  • Growth spurts are also known to occur around week 6 or 7
  • The final growth spurt will usually occur around 3 months of age

Now, keep in mind that this depends on the baby, but if you notice that your baby is nursing longer than usual around these milestones there is no need to panic.

Using a bottle versus using your breast

If you’ll be using a bottle to nurse your baby you’ll notice some key differences. The first thing you’ll notice is that most babies will actually get through the bottle quicker than a breast.

Why does this happen? Because the flow of milk from a bottle is going to be a bit more steady than the flow of a breast. For example, it could take an infant 20 minutes to finish nursing a breast, but a bottle could be finished in half that time.

Each baby is going to be different, and some babies will struggle with the bottle, which will cause the nursing time to go up.

Short feedings versus long feedings

A short nursing session may feel like a relief, but this is not exactly the case. If a baby does not feed during the let-down phase, it will not get the hindmilk. Hindmilk is important for a few reasons, but the main one is that hindmilk has a higher fat content than normal breastmilk which contributes to a baby’s early development.

Now, while this may convince you that a longer nursing session is better, this is not always the case. For example, if you notice that your baby is nursing for upwards of an hour, this can actually be a cause for concern. If your baby needs nursing for over an hour in one session, contact your doctor to assess what the issue might be.

A nursing session should never be on the extremes of either side. If a nursing session is too short -or too long- it can be a sign that your baby is not getting enough milk.

Let the baby take control

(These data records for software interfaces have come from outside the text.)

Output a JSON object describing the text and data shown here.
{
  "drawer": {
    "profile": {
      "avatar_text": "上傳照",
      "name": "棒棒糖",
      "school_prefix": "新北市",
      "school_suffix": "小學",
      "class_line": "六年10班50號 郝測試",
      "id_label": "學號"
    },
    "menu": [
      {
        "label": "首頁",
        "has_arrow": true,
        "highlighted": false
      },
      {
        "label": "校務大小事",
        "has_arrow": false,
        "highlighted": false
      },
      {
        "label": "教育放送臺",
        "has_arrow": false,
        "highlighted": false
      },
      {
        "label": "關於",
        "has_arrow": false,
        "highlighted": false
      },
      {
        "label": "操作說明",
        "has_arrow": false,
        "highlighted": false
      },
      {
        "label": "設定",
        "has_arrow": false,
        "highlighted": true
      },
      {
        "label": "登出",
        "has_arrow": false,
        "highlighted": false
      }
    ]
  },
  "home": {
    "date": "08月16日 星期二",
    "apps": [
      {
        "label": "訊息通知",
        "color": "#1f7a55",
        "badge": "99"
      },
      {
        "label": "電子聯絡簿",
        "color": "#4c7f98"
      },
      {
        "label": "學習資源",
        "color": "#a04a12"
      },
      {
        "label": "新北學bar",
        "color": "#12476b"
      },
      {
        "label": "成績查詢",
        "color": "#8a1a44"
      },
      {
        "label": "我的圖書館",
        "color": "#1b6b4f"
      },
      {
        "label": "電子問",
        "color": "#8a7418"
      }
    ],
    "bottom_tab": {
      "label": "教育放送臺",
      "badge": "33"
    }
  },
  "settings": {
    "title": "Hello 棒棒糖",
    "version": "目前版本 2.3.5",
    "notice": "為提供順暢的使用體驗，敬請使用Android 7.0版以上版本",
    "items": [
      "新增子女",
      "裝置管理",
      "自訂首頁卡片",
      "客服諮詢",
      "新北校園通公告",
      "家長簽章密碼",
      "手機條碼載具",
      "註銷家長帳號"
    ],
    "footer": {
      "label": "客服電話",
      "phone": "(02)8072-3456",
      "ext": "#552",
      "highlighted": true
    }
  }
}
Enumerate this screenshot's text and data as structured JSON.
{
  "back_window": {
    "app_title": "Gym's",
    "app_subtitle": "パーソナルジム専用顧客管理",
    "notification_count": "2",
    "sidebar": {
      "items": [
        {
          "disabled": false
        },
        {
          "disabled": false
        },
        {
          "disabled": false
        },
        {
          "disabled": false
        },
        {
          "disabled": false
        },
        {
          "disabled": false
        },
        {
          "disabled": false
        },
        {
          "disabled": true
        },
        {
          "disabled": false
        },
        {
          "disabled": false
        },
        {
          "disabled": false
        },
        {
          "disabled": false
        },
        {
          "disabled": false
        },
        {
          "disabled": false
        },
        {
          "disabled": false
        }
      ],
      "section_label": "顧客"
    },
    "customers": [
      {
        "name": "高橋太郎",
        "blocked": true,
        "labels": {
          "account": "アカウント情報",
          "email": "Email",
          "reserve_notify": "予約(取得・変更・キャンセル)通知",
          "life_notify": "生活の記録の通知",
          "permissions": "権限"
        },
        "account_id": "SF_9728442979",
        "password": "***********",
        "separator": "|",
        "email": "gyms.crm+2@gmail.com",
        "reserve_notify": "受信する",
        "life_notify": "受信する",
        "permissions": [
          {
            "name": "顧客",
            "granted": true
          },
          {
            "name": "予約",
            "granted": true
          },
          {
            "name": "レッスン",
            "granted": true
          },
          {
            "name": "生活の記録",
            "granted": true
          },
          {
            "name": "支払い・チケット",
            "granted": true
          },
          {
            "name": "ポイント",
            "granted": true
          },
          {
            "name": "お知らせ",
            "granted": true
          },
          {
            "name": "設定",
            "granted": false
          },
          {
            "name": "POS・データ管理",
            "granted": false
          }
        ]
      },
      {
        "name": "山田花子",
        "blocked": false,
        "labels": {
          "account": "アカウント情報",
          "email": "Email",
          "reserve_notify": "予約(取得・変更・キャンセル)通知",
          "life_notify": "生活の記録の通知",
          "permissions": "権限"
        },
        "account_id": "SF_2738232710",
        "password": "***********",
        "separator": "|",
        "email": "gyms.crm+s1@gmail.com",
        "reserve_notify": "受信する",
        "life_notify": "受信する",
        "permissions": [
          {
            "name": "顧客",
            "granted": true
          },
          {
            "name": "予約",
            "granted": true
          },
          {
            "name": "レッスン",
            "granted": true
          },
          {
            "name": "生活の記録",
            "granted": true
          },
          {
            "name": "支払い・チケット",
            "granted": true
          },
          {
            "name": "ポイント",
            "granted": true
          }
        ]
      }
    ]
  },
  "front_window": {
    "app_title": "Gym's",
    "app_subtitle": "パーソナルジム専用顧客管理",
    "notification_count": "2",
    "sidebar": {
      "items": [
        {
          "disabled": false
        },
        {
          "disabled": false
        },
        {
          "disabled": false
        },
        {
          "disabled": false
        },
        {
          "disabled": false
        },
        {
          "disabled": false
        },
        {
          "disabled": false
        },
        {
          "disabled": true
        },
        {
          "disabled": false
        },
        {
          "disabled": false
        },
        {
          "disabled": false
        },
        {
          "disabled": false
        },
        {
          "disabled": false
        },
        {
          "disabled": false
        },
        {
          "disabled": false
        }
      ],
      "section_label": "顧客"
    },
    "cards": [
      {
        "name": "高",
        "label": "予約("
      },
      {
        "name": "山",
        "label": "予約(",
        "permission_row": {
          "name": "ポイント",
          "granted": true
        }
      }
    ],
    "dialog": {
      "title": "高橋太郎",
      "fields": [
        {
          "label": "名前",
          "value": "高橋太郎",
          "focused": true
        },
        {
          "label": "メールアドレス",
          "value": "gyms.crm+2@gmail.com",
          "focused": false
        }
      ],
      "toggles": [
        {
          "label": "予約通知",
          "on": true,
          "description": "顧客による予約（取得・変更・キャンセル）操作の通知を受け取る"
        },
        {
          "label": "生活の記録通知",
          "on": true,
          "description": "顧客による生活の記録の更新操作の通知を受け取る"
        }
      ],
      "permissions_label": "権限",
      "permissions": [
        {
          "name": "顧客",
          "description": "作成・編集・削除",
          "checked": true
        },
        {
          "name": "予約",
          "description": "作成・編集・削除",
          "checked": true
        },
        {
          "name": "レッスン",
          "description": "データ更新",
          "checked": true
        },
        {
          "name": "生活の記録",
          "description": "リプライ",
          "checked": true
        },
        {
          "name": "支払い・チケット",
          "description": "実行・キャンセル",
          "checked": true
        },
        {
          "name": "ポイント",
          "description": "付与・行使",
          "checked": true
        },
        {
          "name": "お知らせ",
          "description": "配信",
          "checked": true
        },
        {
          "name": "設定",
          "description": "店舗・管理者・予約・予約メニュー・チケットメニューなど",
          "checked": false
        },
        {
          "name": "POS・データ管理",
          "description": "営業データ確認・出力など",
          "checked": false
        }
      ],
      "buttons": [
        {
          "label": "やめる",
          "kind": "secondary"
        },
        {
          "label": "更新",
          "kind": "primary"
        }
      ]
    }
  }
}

As a new mother, your instinct may be to guide your baby on their nursing journey. While this may be helpful at times, it’s actually a good idea to let your baby set the nursing schedule. This will help your baby understand the concept of latching, and can begin to establish a nursing routine for you to follow as well.

When to call a doctor

Sometimes nursing does not always go well, and we understand this can be concerning. This is why we’ve created a simple list for you to look at in order to determine whether or not you may need to consult with your doctor.

Here are some common reasons for reaching out to a doctor for nursing related issues:

  • If your baby is sleeping too often during nursing, ask your doctor about it.
  • When a baby is irrational after a nursing session (crying), chances are there can be an issue.
  • Over long or short nursing times.
  • If the nursing session never seems to go well, or if your baby has trouble latching, it might be time to call a doctor to assess what the issue is.

Nursing is a vital part of a baby’s early development, and although there can be variations in how a baby takes to nursing, it’s best to talk to your doctor if you have any undue concerns.

Recap

There’s quite a lot of information in this guide, but we’ve broken it down for you so you can use it as a reference when it comes to nursing your baby. Despite the stress, you and your infant will soon settle into a healthy routine with nursing and it’ll become a great time for you to bond with your baby.

What nurse time really comes down to is simple. If a baby is younger, make sure that you nurse your baby frequently, and for longer intervals. As your baby grows a bit older, you’ll want to slowly reduce nursing, while supplementing breastfeeding with a solid diet.

Babies do vary from the standard, but if you are ever unduly concerned, contact your doctor who will be able to help you.